The U.S. government recently slapped visa bans and asset freezes on several Chinese government officials. Beijing retaliated by announcing that it would apply sanctions against Senator Marco Rubio (R-FL), Senator Ted Cruz (R-TX), and Representative Chris Smith (R-NJ), three individuals who are staunch critics of the Chinese regime. In recent weeks, the three lawmakers have slammed Beijing for its alleged mistreatment of the Uighurs in the Xinjiang region. Who are the Uighurs, and what is this all about?
Who are the Uighurs?
The Uighurs are one of China’s 55 officially recognized ethnic minorities. They are native to the Xinjiang Uighur Autonomous Region in the northwestern part of China. It is unclear as to the precise number of Uighurs, but it is estimated that the population is about 12 million. The Uighurs, who are Muslims, have identified themselves as being culturally and ethnically close to Central Asian nations.
What is Happening?
Uighur activists accuse the Chinese government of clamping down on the population’s business, cultural, and religious activities, which they say has been going on since the 1990s. For more than a decade, many well-known Uighurs have been sent to prison or have sought asylum after being accused of terrorism.
The Chinese government has stated that Uighur militants have initiated violent acts, such as bombings, disruptive protests, and sabotage. Officials say the Uighurs are demanding an independent state and will use any means necessary to achieve their aims. Observers believe China is making too much of Uighur separatist movements to justify the government’s actions in the region.
Is Xinjiang a Strategic Location?
Xinjiang has been under Chinese control since 1949, but most of the Uighur population continue to identify the region as East Turkestan. Many observers note how this is a strategic economic location for the government due to its vast natural gas reserves. It is also an integral part of China’s Belt and Road Initiative (RBI), a massive infrastructure project to connect Eastern Europe, Africa, and other Asian countries to China through railway, seaports, and highways to boost trade. In 2013, Xinjiang was officially labeled a “special economic zone.”
Are the Uighurs in Danger?
Since 2017, roughly one million Uighurs have been detained and placed into one of 85 known detention camps within Xinjiang. Beijing had denied that these camps existed, but authorities eventually admitted to their existence when the sites were captures on satellite footage. Officials labeled them as “re-education centers.” Many Muslim minorities who were imprisoned state that they were interrogated and beaten because of their religion.

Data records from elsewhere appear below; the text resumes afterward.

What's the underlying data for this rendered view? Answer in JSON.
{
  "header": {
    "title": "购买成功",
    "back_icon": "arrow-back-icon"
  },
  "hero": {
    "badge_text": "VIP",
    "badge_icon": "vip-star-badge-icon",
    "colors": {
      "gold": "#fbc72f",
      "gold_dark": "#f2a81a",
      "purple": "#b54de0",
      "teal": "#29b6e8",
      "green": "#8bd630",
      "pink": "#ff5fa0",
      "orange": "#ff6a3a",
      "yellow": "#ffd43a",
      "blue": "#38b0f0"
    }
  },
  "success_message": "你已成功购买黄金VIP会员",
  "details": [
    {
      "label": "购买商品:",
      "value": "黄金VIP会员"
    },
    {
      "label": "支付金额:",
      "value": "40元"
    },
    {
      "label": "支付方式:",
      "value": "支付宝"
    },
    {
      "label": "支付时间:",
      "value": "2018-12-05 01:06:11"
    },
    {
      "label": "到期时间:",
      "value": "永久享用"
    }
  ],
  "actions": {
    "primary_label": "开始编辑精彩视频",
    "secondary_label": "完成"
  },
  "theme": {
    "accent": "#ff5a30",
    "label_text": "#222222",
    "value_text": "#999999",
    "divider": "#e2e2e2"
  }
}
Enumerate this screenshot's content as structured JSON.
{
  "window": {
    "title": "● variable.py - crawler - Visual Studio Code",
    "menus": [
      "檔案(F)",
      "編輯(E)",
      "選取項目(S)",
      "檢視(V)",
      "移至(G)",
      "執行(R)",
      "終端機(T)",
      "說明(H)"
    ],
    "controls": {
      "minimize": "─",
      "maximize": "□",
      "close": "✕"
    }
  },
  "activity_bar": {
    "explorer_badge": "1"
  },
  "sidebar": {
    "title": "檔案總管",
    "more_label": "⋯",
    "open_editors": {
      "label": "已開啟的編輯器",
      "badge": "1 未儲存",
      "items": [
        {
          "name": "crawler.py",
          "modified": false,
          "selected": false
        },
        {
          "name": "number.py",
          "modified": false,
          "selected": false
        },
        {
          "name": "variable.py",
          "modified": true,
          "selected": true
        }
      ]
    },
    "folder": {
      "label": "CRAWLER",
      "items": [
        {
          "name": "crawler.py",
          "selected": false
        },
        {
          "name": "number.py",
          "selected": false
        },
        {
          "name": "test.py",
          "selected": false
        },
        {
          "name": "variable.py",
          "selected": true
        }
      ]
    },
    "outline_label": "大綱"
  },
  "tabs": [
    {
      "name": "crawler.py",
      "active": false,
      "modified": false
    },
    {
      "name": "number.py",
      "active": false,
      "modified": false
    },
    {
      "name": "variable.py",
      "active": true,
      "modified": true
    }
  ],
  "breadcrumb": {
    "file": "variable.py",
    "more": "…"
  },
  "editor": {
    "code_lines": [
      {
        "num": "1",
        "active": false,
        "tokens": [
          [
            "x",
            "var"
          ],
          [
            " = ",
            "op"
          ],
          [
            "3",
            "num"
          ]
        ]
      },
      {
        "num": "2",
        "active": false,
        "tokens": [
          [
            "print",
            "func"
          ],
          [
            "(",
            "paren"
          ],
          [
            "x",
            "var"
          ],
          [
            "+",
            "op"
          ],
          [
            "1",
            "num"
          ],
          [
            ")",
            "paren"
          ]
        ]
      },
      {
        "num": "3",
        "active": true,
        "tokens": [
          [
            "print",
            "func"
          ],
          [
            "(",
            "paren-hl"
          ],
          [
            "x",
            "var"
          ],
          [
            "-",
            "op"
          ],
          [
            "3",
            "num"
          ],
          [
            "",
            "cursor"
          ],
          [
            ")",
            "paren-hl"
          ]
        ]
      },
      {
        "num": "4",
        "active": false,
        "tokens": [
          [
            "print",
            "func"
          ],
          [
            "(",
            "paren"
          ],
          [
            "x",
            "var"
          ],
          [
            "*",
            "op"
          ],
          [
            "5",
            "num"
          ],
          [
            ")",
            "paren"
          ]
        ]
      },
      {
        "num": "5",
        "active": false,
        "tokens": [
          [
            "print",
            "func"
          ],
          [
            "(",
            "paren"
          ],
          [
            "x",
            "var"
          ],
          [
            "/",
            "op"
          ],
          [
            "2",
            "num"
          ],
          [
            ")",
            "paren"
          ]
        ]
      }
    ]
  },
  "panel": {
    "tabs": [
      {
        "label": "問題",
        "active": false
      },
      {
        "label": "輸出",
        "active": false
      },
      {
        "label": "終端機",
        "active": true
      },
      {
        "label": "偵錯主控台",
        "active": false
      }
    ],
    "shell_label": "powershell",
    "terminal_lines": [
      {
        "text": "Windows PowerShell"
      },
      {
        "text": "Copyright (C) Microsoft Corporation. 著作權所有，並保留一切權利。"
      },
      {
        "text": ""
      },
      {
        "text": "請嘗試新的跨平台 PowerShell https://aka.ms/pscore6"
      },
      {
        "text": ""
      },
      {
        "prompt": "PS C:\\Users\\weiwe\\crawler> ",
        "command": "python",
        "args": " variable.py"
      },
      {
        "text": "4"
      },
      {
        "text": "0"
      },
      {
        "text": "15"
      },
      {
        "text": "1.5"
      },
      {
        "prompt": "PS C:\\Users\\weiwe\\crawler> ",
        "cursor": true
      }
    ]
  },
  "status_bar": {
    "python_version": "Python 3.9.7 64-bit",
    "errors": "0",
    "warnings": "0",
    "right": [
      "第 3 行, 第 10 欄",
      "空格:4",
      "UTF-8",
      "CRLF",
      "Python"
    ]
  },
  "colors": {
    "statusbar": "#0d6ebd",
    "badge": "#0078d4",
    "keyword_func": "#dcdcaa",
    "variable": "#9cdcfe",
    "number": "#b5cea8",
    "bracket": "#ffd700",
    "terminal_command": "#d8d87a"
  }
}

New footage revealed dozens of Uighur prisoners on the ground and blindfolded, being transferred to a train and shipped off to presumably one of these camps. The U.S. has repeatedly condemned these camps, joining 30 other nations in describing these places as part of a “horrific campaign of repression.”
A Defining Issue?
Is the world witnessing a holocaust unfolding before its eyes? That is what many people are fearing after seeing footage of prisoners being loaded on to trains and reading reports about re-education centers. The future of the Uighurs remains uncertain, but the situation appears to be deteriorating. If it were not for the Coronavirus pandemic, this might have become a defining issue for the international community.